[[ Provided records open ]]

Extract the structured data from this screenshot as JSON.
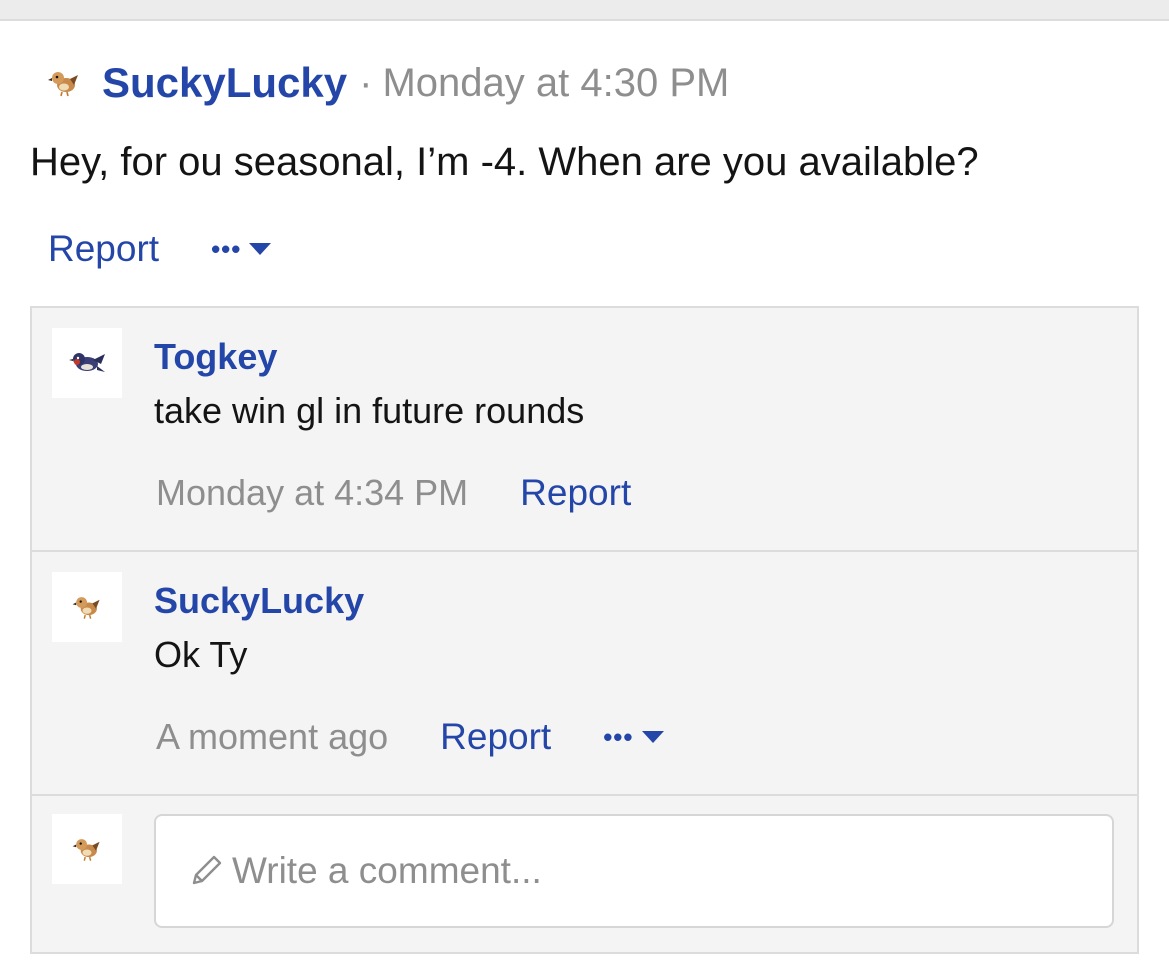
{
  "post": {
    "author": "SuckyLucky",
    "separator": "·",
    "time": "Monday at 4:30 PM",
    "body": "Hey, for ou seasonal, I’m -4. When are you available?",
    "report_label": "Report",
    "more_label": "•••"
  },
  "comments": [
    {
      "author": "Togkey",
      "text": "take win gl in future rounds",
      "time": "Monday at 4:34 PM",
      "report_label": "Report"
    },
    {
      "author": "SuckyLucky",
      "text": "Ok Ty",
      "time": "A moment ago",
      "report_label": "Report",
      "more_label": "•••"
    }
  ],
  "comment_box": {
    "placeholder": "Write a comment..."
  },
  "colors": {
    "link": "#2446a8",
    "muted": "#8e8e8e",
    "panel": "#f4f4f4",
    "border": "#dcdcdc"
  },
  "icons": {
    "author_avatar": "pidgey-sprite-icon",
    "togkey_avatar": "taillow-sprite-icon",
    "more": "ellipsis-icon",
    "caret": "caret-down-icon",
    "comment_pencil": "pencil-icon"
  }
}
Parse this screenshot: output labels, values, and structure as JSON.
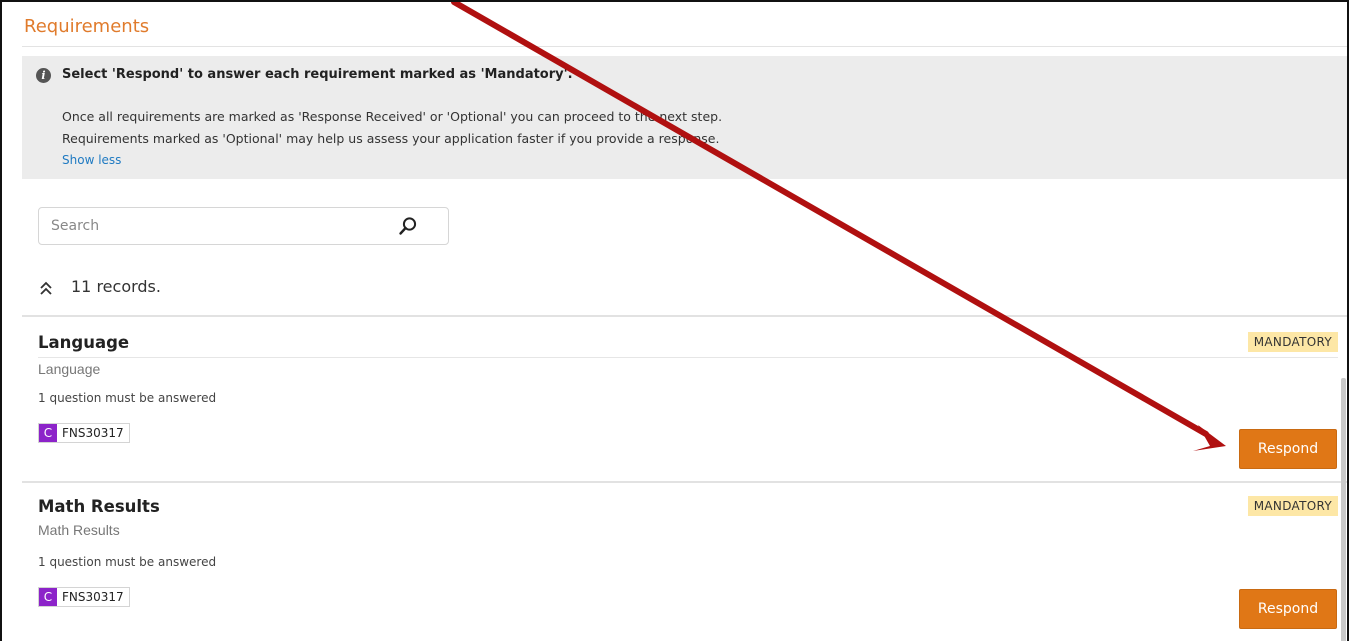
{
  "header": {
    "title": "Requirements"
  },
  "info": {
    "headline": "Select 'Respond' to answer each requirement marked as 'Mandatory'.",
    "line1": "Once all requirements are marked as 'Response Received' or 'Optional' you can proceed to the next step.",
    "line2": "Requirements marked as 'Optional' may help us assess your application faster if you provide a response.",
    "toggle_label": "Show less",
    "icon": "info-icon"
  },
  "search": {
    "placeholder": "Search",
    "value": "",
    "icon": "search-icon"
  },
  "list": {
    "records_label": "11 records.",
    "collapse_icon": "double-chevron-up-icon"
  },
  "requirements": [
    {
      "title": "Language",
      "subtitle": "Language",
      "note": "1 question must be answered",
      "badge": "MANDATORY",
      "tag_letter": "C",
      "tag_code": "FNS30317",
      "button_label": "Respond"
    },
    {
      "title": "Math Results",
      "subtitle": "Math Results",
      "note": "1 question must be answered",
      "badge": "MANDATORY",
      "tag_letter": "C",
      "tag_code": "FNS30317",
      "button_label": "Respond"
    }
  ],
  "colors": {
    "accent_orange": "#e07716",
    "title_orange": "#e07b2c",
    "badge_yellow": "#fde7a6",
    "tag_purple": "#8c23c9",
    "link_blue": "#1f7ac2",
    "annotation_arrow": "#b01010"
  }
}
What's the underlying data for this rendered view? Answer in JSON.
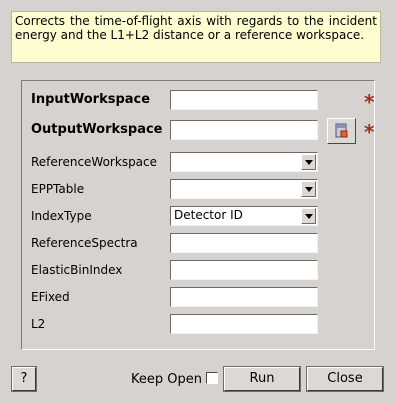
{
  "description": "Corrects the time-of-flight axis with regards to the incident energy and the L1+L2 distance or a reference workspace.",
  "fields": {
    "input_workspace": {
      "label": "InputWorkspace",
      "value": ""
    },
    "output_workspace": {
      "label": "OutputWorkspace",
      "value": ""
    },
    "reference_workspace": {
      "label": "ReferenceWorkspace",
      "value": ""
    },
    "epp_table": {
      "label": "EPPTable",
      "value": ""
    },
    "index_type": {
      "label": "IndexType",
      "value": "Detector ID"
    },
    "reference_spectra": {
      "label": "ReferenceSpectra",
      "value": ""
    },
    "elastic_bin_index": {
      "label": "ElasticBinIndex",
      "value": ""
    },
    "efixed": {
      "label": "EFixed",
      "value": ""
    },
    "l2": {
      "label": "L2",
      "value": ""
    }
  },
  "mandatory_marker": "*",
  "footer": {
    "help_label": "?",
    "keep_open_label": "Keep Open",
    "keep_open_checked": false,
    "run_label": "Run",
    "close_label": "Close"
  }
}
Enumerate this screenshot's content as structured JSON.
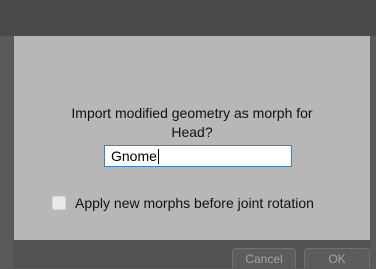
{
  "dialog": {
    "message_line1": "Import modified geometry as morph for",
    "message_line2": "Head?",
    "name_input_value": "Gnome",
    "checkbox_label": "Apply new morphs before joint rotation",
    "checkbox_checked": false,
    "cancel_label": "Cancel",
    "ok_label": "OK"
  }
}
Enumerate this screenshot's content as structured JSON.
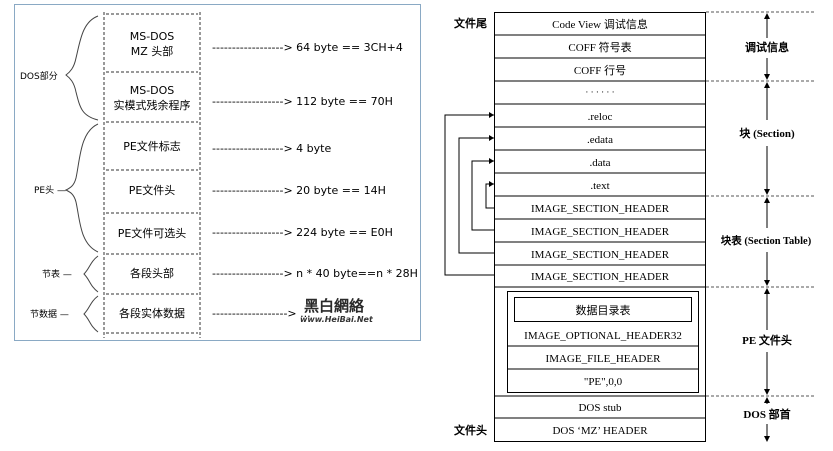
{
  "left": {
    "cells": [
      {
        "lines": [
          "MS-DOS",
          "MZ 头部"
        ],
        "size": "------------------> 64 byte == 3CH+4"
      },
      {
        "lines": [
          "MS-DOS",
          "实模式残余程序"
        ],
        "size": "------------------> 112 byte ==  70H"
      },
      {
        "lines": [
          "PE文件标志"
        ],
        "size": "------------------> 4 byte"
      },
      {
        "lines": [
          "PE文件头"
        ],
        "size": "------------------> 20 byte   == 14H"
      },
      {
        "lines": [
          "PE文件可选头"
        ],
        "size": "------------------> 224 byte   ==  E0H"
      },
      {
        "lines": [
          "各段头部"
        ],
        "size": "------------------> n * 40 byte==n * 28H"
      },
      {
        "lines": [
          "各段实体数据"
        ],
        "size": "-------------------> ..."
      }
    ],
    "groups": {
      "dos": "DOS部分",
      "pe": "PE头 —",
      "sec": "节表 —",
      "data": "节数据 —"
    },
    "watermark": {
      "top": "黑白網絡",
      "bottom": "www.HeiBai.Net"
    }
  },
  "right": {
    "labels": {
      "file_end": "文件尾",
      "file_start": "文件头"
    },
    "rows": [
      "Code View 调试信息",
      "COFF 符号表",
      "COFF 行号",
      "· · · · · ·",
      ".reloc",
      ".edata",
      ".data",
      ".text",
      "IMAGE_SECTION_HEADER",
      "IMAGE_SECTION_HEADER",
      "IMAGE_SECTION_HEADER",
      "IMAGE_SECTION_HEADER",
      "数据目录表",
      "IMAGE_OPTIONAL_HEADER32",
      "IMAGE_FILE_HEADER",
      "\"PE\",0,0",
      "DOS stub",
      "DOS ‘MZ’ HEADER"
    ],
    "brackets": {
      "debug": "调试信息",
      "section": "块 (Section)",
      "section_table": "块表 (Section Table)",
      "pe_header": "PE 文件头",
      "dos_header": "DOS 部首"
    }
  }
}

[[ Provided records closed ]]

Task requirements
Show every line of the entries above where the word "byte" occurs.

Response to the exercise
        "size": "------------------> 64 byte == 3CH+4"
        "size": "------------------> 112 byte ==  70H"
        "size": "------------------> 4 byte"
        "size": "------------------> 20 byte   == 14H"
        "size": "------------------> 224 byte   ==  E0H"
        "size": "------------------> n * 40 byte==n * 28H"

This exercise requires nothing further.